:: Data section ::
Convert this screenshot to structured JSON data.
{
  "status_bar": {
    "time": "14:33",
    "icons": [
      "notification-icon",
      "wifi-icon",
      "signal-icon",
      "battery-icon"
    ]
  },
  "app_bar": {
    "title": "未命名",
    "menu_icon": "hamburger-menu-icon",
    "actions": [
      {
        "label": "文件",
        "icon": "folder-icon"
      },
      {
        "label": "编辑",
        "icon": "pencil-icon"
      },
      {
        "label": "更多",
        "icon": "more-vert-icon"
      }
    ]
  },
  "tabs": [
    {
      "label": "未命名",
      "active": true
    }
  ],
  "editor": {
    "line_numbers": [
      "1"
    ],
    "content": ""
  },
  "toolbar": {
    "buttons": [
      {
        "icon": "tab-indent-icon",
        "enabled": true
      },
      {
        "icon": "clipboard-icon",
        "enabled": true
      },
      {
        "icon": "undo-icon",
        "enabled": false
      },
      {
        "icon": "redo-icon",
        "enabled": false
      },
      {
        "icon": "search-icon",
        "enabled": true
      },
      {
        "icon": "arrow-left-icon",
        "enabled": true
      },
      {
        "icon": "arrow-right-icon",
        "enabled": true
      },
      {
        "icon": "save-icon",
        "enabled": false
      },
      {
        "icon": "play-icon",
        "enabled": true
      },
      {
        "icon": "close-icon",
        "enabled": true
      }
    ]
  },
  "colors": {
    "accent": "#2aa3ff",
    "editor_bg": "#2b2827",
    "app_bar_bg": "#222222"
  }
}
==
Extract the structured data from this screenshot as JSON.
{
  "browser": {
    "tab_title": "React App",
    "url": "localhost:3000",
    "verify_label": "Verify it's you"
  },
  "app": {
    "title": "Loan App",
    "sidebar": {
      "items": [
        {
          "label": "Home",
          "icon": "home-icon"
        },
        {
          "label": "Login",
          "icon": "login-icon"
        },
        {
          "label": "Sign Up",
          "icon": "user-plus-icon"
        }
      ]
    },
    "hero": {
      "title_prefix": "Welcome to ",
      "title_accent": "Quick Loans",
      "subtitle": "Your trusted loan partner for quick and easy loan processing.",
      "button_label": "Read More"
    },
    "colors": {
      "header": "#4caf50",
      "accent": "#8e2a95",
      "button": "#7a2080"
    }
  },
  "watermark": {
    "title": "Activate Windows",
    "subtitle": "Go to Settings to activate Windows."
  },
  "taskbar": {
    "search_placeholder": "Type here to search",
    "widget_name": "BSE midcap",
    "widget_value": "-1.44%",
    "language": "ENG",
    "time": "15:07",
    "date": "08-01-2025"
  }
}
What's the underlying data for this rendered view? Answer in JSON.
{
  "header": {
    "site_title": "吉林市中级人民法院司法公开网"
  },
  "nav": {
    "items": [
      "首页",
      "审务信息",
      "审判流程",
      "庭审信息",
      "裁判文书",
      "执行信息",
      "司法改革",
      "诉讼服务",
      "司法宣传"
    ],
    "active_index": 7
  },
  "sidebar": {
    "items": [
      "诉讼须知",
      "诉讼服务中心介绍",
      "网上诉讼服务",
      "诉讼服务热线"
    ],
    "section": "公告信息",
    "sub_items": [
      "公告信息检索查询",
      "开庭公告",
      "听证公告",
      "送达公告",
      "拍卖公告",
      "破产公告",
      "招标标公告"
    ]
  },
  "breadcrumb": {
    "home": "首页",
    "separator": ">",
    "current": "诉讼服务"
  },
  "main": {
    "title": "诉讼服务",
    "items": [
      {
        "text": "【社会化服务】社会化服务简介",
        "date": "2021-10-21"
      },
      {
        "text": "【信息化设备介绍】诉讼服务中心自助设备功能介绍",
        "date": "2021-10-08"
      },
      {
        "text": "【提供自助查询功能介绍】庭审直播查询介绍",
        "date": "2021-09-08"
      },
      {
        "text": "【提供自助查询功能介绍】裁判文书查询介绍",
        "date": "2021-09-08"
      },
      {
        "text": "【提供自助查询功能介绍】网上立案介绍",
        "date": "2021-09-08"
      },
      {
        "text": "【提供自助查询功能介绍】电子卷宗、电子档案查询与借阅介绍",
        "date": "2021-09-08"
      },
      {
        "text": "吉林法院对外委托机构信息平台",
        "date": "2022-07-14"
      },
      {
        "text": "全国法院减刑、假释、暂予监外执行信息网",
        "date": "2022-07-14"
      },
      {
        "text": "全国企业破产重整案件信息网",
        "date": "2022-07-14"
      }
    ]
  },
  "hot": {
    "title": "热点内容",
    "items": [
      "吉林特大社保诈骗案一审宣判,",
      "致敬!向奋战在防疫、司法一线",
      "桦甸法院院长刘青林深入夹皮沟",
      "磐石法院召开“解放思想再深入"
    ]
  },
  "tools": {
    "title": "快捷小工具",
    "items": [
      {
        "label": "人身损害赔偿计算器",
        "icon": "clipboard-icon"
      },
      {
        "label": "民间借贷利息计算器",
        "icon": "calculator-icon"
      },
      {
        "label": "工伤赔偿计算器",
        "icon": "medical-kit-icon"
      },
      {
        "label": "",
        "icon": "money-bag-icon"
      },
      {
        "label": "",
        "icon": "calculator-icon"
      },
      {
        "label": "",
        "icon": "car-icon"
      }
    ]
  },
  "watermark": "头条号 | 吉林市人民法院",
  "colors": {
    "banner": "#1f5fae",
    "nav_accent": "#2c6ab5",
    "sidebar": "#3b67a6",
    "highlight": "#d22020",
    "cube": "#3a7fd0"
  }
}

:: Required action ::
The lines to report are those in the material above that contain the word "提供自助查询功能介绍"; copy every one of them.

:: Task output ::
        "text": "【提供自助查询功能介绍】庭审直播查询介绍",
        "text": "【提供自助查询功能介绍】裁判文书查询介绍",
        "text": "【提供自助查询功能介绍】网上立案介绍",
        "text": "【提供自助查询功能介绍】电子卷宗、电子档案查询与借阅介绍",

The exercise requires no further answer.